Exercise goal: Tally every line in the entries below that holds "Policy", then give only the total.

The records:
☆ ☆ ☆ ☆ ☆

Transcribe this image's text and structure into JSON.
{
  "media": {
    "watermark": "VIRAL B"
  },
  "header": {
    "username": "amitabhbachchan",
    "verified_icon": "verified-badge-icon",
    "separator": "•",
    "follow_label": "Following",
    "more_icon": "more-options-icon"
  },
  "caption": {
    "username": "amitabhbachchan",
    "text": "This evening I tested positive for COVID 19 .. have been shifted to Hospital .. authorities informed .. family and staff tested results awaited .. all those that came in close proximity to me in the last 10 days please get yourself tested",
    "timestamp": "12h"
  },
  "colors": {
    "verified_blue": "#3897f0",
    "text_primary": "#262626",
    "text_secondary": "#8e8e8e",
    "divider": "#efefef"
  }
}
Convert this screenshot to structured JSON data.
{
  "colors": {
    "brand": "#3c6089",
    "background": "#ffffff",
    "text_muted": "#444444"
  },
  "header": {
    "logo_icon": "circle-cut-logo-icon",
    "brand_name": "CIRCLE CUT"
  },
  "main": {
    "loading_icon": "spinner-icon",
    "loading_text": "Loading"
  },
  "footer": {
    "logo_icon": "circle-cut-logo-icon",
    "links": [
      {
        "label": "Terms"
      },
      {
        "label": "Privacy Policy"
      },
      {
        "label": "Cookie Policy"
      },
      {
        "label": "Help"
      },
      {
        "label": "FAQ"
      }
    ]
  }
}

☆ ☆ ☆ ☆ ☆

Response area: 2